▶ **TASK PROMPT**: With respect to the word "spel", report how many lines of the following listing include it. Give nothing but the number.

*** Block opens ***

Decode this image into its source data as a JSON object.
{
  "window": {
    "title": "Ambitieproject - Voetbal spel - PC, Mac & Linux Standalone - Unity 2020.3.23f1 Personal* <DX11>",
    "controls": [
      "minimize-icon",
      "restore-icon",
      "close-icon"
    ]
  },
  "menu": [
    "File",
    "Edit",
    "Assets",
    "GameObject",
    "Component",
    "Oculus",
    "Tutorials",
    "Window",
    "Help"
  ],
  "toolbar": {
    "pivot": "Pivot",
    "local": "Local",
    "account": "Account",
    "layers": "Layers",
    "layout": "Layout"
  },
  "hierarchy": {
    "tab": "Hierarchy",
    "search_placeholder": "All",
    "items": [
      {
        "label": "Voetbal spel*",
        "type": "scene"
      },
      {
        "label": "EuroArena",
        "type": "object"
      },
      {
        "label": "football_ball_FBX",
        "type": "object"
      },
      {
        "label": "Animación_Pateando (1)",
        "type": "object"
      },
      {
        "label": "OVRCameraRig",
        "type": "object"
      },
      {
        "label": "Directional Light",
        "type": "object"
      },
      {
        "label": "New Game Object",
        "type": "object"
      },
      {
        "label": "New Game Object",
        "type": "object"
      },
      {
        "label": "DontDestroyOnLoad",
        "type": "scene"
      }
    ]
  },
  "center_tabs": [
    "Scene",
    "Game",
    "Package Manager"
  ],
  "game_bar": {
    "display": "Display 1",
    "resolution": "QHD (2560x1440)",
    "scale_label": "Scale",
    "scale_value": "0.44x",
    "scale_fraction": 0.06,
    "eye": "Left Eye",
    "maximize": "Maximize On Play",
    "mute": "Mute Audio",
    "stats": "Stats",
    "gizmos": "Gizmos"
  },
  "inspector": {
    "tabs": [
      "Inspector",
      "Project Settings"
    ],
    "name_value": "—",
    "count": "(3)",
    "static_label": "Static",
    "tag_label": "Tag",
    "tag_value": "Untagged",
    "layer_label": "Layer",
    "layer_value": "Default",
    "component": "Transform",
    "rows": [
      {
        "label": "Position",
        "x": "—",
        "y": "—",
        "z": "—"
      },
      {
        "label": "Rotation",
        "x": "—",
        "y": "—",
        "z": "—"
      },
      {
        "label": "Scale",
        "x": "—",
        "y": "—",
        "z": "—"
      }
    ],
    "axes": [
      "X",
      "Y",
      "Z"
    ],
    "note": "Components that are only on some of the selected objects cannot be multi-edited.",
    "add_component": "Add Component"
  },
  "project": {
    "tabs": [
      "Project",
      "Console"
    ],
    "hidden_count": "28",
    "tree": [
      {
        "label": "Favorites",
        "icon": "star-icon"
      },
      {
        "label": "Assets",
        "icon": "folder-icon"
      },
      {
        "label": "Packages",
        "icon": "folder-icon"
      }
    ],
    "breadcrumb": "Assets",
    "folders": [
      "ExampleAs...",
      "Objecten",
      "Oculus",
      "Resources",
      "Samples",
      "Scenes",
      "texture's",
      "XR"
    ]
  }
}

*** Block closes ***

▶ **COMPLETED EXERCISE**: 2